2) Comprehensibility: Most – Scrabble; Least – Risk
3) Entertaining: Most – Cranium; Least – the others (Cranium was statistically ahead of all others)
4) Rhythm: Most – Scattergories; Least – Monopoly
5) Chance: Most Chance – Scattergories; Least Chance – Monopoly
6) Challenging: Most – Risk; Least – Clue
7) Fantasy Stimulation: Most – Cranium; Least – Monopoly

Other findings: First, the findings that were in agreement with prior literature. Statistical analyses examined the rating by players on the various games, and why those games appealed to them. The authors found that games that allow for fantasy and uncommon experience were significantly more appreciated. Among all of the factors measured, this factor had the strongest impact.
The second important factor was overall experience of being entertained. The games that allowed for interaction, having fun, arguing, etc. rated higher. Another finding was that the element of surprise in a game was found to be significant, but only among males players – female players did not rate games with this element as any better. The authors note prior research on gender-based risk-aversion, as well as studies into gambling, that might account for this. Rhythm, conversely, impacted women more than men.

The authors note that one limitation of the study was the game’s self-selection by the participants. This was done in order to avoid participants being asked to rated unfamiliar games. Unfortunately, this resulted in participants choosing games that were very familiar with, and generally had high opinions of. The first game selected by participants was preferred to the second game chosen by a statistically significant margin. This was offered as a reason why comprehensibility may not have achieved a prominent place in the factoring; people chose games they already knew and understood.

The authors also noted that the challenge of a game did not rate significantly. No real explanation was offered, though they did note that board games may simply rely less of its challenge as opposed to its social aspect, than, say, video games. That is, board games don’t rely on their degree of challenge to still be considered good, as compared to video games, which don’t offer other aspects to make them appealing. As usual, the article ends with the usual emphasis on how further research into this area would be great. In this case, I agree! However, the authors also offer an addendum to their article entitled “Managerial Implications,” and another entitled, “Executive Summary and Implications for Managers and Executives.” The first addresses the business side of board games, with these findings in mind. The second is a brief overall of the findings of the article.

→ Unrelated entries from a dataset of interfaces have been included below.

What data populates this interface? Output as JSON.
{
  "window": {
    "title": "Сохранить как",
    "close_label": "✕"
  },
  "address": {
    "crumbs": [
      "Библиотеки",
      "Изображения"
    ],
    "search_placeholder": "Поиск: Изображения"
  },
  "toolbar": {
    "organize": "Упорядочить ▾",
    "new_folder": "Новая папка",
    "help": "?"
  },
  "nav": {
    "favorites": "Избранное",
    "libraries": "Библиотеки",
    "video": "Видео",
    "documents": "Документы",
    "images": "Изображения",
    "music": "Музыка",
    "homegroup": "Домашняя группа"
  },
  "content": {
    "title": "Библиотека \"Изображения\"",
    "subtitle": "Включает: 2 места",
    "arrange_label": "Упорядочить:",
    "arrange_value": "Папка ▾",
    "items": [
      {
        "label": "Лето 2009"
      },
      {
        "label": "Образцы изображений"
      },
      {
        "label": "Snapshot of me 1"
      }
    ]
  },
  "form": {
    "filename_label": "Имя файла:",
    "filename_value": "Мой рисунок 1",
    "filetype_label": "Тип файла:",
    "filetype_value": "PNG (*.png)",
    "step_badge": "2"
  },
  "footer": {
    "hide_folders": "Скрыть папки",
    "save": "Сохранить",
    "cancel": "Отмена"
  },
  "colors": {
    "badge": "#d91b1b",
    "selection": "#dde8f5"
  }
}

Okay, now its time for my opinion. I found the article interesting, mostly in terms of the data gathering and conceptual breakdown. the actual data didn’t impress me as much, because they surveyed generic people identified as board gamers, who then made decisions about board games that are typically considered pretty light and/or flawed. I’m not going to rip on any particular game, but the disconnect between the initial focus groups (who I am assuming are more hard-core BBG types) and the survey respondents (who seem to be more causal, mass-market game players) renders the findings as limited. I also agree with the authors that the self-selection of what games to rate, while necessary I suppose in terms of how they gathered data, also significantly limited the utility of the findings.

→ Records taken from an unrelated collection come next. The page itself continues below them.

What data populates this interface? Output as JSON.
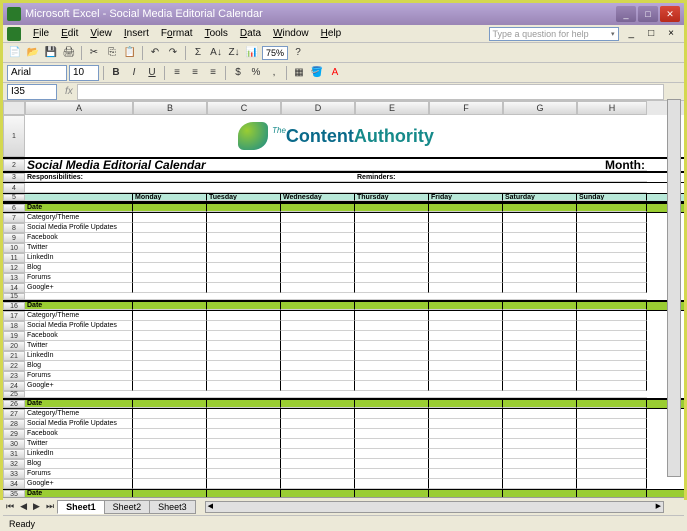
{
  "window": {
    "title": "Microsoft Excel - Social Media Editorial Calendar"
  },
  "menu": {
    "file": "File",
    "edit": "Edit",
    "view": "View",
    "insert": "Insert",
    "format": "Format",
    "tools": "Tools",
    "data": "Data",
    "window": "Window",
    "help": "Help",
    "helpbox": "Type a question for help"
  },
  "toolbar": {
    "zoom": "75%",
    "font": "Arial",
    "size": "10"
  },
  "namebox": "I35",
  "columns": [
    "A",
    "B",
    "C",
    "D",
    "E",
    "F",
    "G",
    "H"
  ],
  "logo": {
    "the": "The",
    "part1": "Content",
    "part2": "Authority"
  },
  "title_row": {
    "title": "Social Media Editorial Calendar",
    "month": "Month:"
  },
  "sub_row": {
    "resp": "Responsibilities:",
    "rem": "Reminders:"
  },
  "days": [
    "Monday",
    "Tuesday",
    "Wednesday",
    "Thursday",
    "Friday",
    "Saturday",
    "Sunday"
  ],
  "block_labels": {
    "date": "Date",
    "category": "Category/Theme",
    "smpu": "Social Media Profile Updates",
    "fb": "Facebook",
    "tw": "Twitter",
    "li": "LinkedIn",
    "blog": "Blog",
    "forums": "Forums",
    "gplus": "Google+"
  },
  "row_numbers": [
    "1",
    "2",
    "3",
    "4",
    "5",
    "6",
    "7",
    "8",
    "9",
    "10",
    "11",
    "12",
    "13",
    "14",
    "15",
    "16",
    "17",
    "18",
    "19",
    "20",
    "21",
    "22",
    "23",
    "24",
    "25",
    "26",
    "27",
    "28",
    "29",
    "30",
    "31",
    "32",
    "33",
    "34",
    "35"
  ],
  "sheets": {
    "s1": "Sheet1",
    "s2": "Sheet2",
    "s3": "Sheet3"
  },
  "status": "Ready"
}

However, I will say this – I am glad this type of research is being conducted. While this particular article, and its findings, may be limited, and even some of the conclusions may seem “tell me something I don’t know” to people who are serious board game players, exploring this stuff in a data-driven and statistically analyzed way is great; even when it is only confirming “what we already know.” If nothing else, the Introduction section provided leads on a few other journal articles and books worht checking out, should I be able to hunt them down!

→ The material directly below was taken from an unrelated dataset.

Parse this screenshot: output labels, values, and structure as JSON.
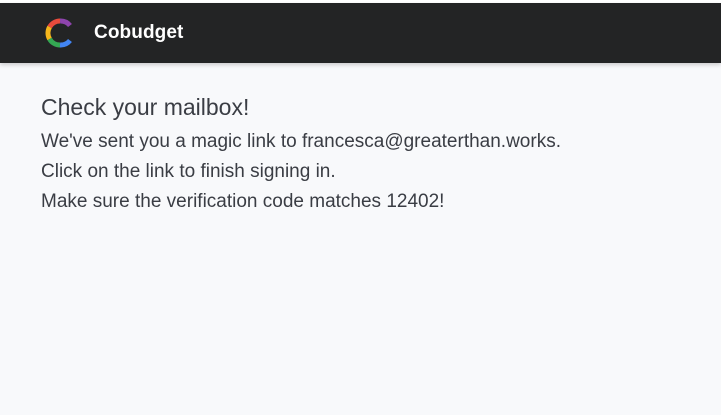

BTW, here is a link to the abstract of the article:
http://www.emeraldinsight.com/journals.htm?issn=0736-3761&vo…
and here is a link to my web page:
http://postcards-from-the-id.typepad.com/
Any thoughts, opinions, or criticisms are welcome (though I prefer thoughts and opinions)!

By Jeremiah Dwyer